Churchill Downs, home racetrack of the Kentucky Derby, announced new safety measures on Thursday following 12 recent equine deaths, including limiting horses to four starts in eight weeks.

The moves, to begin immediately, came after a special meeting Thursday involving track officials and horse owners based at the famed Louisville, Kentucky, track.

Horses will be restricted to four starts in a rolling eight-week span with eligibility bans for poor performing horses.

Horses beaten by more than 12 lengths in five consecutive starts will be ineligible to race at Churchill Downs until approved to return by the track's equine medical director.

Officials also paused a program of track-based incentives, including trainer start bonuses and purse payout allocations to every race finisher through last. Purse payouts will be limited to the top-five finishers.

Churchill Downs officials are in talks with horse owners about how to reallocate funds best for the industry.

Mage won the Kentucky Derby on May 6 but that capped a tumultuous week at the iconic grounds where seven horses died within 10 days, two euthanized in support races on Derby day -- Chloe's Dream and Freezing Point -- after being taken from the course by horse ambulance.

The meeting also received a presentation from California-based equine surgeon Dr. Ryan Carpenter regarding advanced interventions that could be considered for certain equine injuries.

"Attending veterinarians and trainers at Churchill Downs are incredibly capable and knowledgeable," track equine medical director Dr. Will Farmer said.

"We feel a duty to provide the latest information on surgical interventions from an expert who experienced the challenges in California a few years ago that we currently face today.

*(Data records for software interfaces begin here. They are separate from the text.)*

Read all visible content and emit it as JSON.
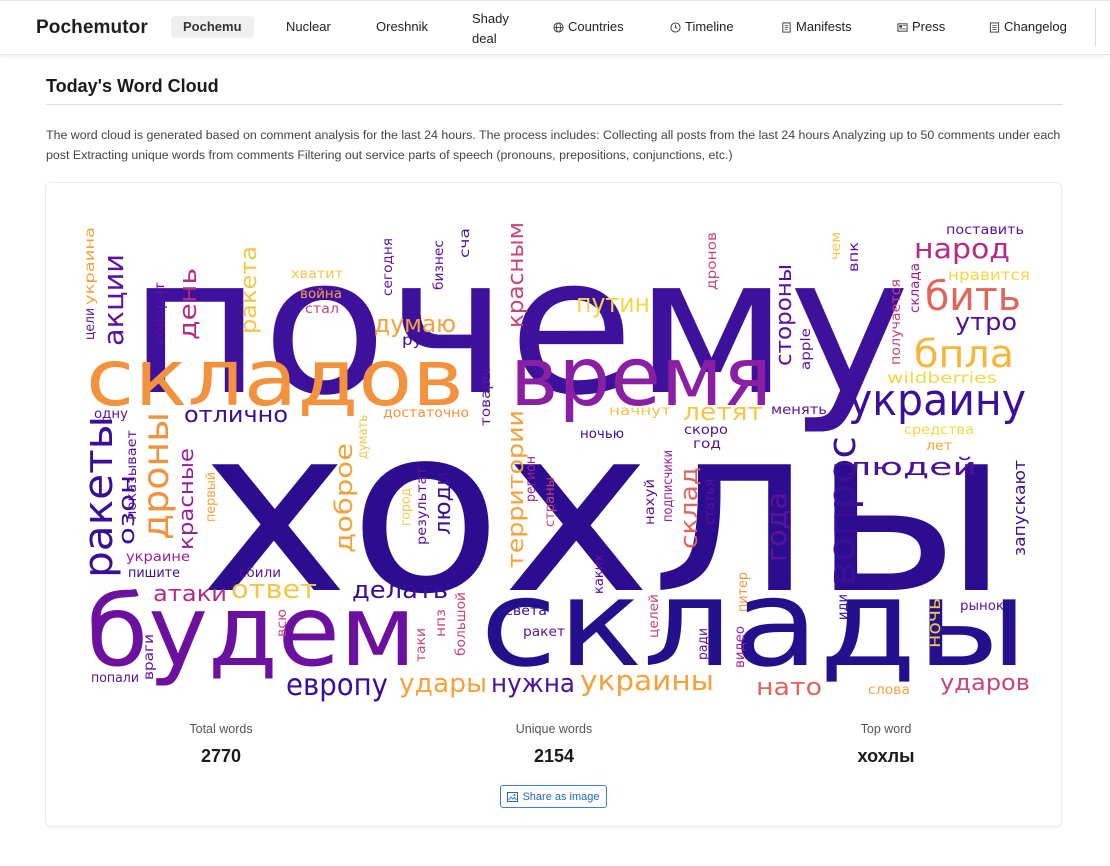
{
  "nav": {
    "brand": "Pochemutor",
    "items": [
      {
        "label": "Pochemu",
        "active": true,
        "icon": ""
      },
      {
        "label": "Nuclear",
        "icon": ""
      },
      {
        "label": "Oreshnik",
        "icon": ""
      },
      {
        "label_line1": "Shady",
        "label_line2": "deal",
        "icon": ""
      },
      {
        "label": "Countries",
        "icon": "globe-icon"
      },
      {
        "label": "Timeline",
        "icon": "clock-icon"
      },
      {
        "label": "Manifests",
        "icon": "document-icon"
      },
      {
        "label": "Press",
        "icon": "newspaper-icon"
      },
      {
        "label": "Changelog",
        "icon": "list-icon"
      }
    ]
  },
  "page": {
    "title": "Today's Word Cloud",
    "description": "The word cloud is generated based on comment analysis for the last 24 hours. The process includes: Collecting all posts from the last 24 hours Analyzing up to 50 comments under each post Extracting unique words from comments Filtering out service parts of speech (pronouns, prepositions, conjunctions, etc.)"
  },
  "stats": {
    "total_label": "Total words",
    "total_value": "2770",
    "unique_label": "Unique words",
    "unique_value": "2154",
    "top_label": "Top word",
    "top_value": "хохлы"
  },
  "share_button": {
    "label": "Share as image",
    "icon": "image-icon"
  },
  "colors": {
    "accent": "#2468c2",
    "cloud_dark": "#2a0f8a",
    "cloud_mid": "#7a14a0",
    "cloud_orange": "#f49a3c",
    "cloud_yellow": "#f5d742"
  },
  "word_cloud": {
    "words": [
      {
        "text": "почему",
        "color": "#3e119c"
      },
      {
        "text": "хохлы",
        "color": "#2c0d8f"
      },
      {
        "text": "складов",
        "color": "#f4913d"
      },
      {
        "text": "время",
        "color": "#8a1fa3"
      },
      {
        "text": "склады",
        "color": "#23108c"
      },
      {
        "text": "будем",
        "color": "#6c10a0"
      },
      {
        "text": "украину",
        "color": "#3b0f99"
      },
      {
        "text": "народ",
        "color": "#b52a86"
      },
      {
        "text": "бить",
        "color": "#e0665c"
      },
      {
        "text": "бпла",
        "color": "#f7b53a"
      },
      {
        "text": "утро",
        "color": "#4a1299"
      },
      {
        "text": "вопрос",
        "color": "#3a0f97"
      },
      {
        "text": "людей",
        "color": "#4a1299"
      },
      {
        "text": "года",
        "color": "#5b12a0"
      },
      {
        "text": "ракеты",
        "color": "#3a0f97"
      },
      {
        "text": "дроны",
        "color": "#f4913d"
      },
      {
        "text": "акции",
        "color": "#5b12a0"
      },
      {
        "text": "день",
        "color": "#b52a86"
      },
      {
        "text": "ракета",
        "color": "#f5c546"
      },
      {
        "text": "путин",
        "color": "#f5d742"
      },
      {
        "text": "думаю",
        "color": "#f4a23c"
      },
      {
        "text": "красным",
        "color": "#c8447a"
      },
      {
        "text": "отлично",
        "color": "#3a0f97"
      },
      {
        "text": "летят",
        "color": "#f5c546"
      },
      {
        "text": "стороны",
        "color": "#5b12a0"
      },
      {
        "text": "территории",
        "color": "#f4a23c"
      },
      {
        "text": "доброе",
        "color": "#f4a23c"
      },
      {
        "text": "люди",
        "color": "#3a0f97"
      },
      {
        "text": "склад",
        "color": "#e0665c"
      },
      {
        "text": "красные",
        "color": "#9a1f9b"
      },
      {
        "text": "озон",
        "color": "#3a0f97"
      },
      {
        "text": "атаки",
        "color": "#b52a86"
      },
      {
        "text": "ответ",
        "color": "#f5c546"
      },
      {
        "text": "делать",
        "color": "#3a0f97"
      },
      {
        "text": "европу",
        "color": "#3a0f97"
      },
      {
        "text": "удары",
        "color": "#f4a23c"
      },
      {
        "text": "нужна",
        "color": "#4a1299"
      },
      {
        "text": "украины",
        "color": "#f4a23c"
      },
      {
        "text": "нато",
        "color": "#e0665c"
      },
      {
        "text": "ударов",
        "color": "#c8447a"
      },
      {
        "text": "ночь",
        "color": "#f5c546"
      },
      {
        "text": "запускают",
        "color": "#3a0f97"
      },
      {
        "text": "русских",
        "color": "#3a0f97"
      },
      {
        "text": "wildberries",
        "color": "#f5d742"
      },
      {
        "text": "нравится",
        "color": "#f5d742"
      },
      {
        "text": "поставить",
        "color": "#5b12a0"
      },
      {
        "text": "средства",
        "color": "#f5d742"
      },
      {
        "text": "начнут",
        "color": "#f5c546"
      },
      {
        "text": "менять",
        "color": "#5b12a0"
      },
      {
        "text": "достаточно",
        "color": "#f4913d"
      },
      {
        "text": "скоро",
        "color": "#4a1299"
      },
      {
        "text": "год",
        "color": "#4a1299"
      },
      {
        "text": "ночью",
        "color": "#3a0f97"
      },
      {
        "text": "лет",
        "color": "#f4a23c"
      },
      {
        "text": "хватит",
        "color": "#f5c546"
      },
      {
        "text": "война",
        "color": "#f4a23c"
      },
      {
        "text": "стал",
        "color": "#c8447a"
      },
      {
        "text": "сегодня",
        "color": "#5b12a0"
      },
      {
        "text": "бизнес",
        "color": "#5b12a0"
      },
      {
        "text": "сча",
        "color": "#4a1299"
      },
      {
        "text": "товары",
        "color": "#5b12a0"
      },
      {
        "text": "думать",
        "color": "#f5c546"
      },
      {
        "text": "регион",
        "color": "#9a1f9b"
      },
      {
        "text": "страны",
        "color": "#c8447a"
      },
      {
        "text": "результат",
        "color": "#5b12a0"
      },
      {
        "text": "город",
        "color": "#f5c546"
      },
      {
        "text": "первый",
        "color": "#f4a23c"
      },
      {
        "text": "показывает",
        "color": "#5b12a0"
      },
      {
        "text": "одну",
        "color": "#5b12a0"
      },
      {
        "text": "цели",
        "color": "#5b12a0"
      },
      {
        "text": "украина",
        "color": "#f4a23c"
      },
      {
        "text": "говорят",
        "color": "#5b12a0"
      },
      {
        "text": "украине",
        "color": "#9a1f9b"
      },
      {
        "text": "пишите",
        "color": "#3a0f97"
      },
      {
        "text": "сбили",
        "color": "#5b12a0"
      },
      {
        "text": "всю",
        "color": "#c8447a"
      },
      {
        "text": "враги",
        "color": "#5b12a0"
      },
      {
        "text": "попали",
        "color": "#5b12a0"
      },
      {
        "text": "нпз",
        "color": "#c8447a"
      },
      {
        "text": "таки",
        "color": "#c8447a"
      },
      {
        "text": "большой",
        "color": "#c8447a"
      },
      {
        "text": "света",
        "color": "#3a0f97"
      },
      {
        "text": "ракет",
        "color": "#5b12a0"
      },
      {
        "text": "каких",
        "color": "#5b12a0"
      },
      {
        "text": "целей",
        "color": "#c8447a"
      },
      {
        "text": "ради",
        "color": "#5b12a0"
      },
      {
        "text": "видео",
        "color": "#9a1f9b"
      },
      {
        "text": "питер",
        "color": "#f4913d"
      },
      {
        "text": "иди",
        "color": "#3a0f97"
      },
      {
        "text": "слова",
        "color": "#f4a23c"
      },
      {
        "text": "рынок",
        "color": "#5b12a0"
      },
      {
        "text": "нахуй",
        "color": "#5b12a0"
      },
      {
        "text": "подписчики",
        "color": "#9a1f9b"
      },
      {
        "text": "статья",
        "color": "#5b12a0"
      },
      {
        "text": "дронов",
        "color": "#c8447a"
      },
      {
        "text": "apple",
        "color": "#5b12a0"
      },
      {
        "text": "чем",
        "color": "#f5c546"
      },
      {
        "text": "впк",
        "color": "#5b12a0"
      },
      {
        "text": "склада",
        "color": "#9a1f9b"
      },
      {
        "text": "получается",
        "color": "#c8447a"
      }
    ]
  }
}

"Any decision must be made first and foremost with the long-term well-being of the horse in mind. It's imperative that all available, educated and informed options can be efficiently, confidently and thoroughly relayed to the owners."